"DISCOVERY SCIENCE CENTER" (DSC), a 59,000-square-foot learning facility designed to spark children's natural curiosity, is Orange County's only Smithsonian Affiliate and its largest nonprofit educational resource. Since opening in December 1998, it has been dedicated to educating young minds, assisting teachers and increasing public understanding and appreciation of science, math and technology through interactive exhibits and programs. It is a community-wide resource where families come together to learn and have fun. The County's residents and school districts are served by this educational resource. "DISCOVERY SCIENCE CENTER" now receives over 450,000 guests each year.

The "DISCOVERY SCIENCE CENTER" is open 10 am - 5 pm, Monday - Saturday and 11am - 5pm on Sundays. The Museum is closed Thanksgiving Day and Christmas Day. Regular admission is $12.95 for adults, and $9.95 for youths (ages 3-17). DSC Members and children two and under are admitted FREE. Attention all teachers! Teachers receive FREE admission to Discovery Science Center every time they visit! Please bring credentials, ID/badge or paystub and valid ID to verify current teacher status. Identification must have current year listed. Guests who want to attend the Dino Quest exhibit or catch a film in the 4-D Theater must purchase separate tickets in addition to the price of general admission. The cost of admission for the Dino Quest exhibit is $5 and $4 for members and admission to the 4-D Theater is $3 dollars and $2 for members.

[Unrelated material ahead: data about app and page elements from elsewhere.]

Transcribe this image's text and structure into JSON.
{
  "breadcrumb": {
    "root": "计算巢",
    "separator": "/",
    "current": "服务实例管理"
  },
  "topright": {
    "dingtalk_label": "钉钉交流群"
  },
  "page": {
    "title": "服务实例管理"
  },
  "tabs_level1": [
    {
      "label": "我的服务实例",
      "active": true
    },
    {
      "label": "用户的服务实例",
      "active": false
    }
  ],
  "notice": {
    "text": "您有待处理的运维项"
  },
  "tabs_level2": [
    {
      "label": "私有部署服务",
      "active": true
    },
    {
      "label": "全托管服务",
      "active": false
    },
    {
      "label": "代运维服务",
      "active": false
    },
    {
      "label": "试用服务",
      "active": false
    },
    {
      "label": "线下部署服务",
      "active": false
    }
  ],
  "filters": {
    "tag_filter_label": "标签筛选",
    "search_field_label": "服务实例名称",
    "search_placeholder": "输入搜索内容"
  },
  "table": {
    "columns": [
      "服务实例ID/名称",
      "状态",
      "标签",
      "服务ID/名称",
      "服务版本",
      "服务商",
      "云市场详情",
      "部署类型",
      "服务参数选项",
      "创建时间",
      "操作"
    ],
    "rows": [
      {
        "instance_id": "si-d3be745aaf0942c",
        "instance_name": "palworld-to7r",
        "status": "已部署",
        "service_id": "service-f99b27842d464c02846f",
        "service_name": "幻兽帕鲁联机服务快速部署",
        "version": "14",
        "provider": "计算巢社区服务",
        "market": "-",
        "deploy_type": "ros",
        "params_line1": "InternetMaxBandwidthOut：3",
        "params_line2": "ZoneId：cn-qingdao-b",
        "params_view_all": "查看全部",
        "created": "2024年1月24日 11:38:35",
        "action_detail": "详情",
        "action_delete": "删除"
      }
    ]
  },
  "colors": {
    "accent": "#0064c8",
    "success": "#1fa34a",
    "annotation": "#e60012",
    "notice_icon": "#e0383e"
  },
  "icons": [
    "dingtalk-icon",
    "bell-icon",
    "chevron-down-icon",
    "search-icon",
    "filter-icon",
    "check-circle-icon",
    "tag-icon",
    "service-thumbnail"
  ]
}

All tickets can be purchased in person at the "DISCOVERY SCIENCE CENTER" or online, Parking is $4, cash only.

For more information, contact: Grand Opening Friday, July 2nd "Boeing Rocket Lab" Discovery Science Center 2500 North Main Street Santa Ana, CA 92705 (714) 542-CUBE (2823)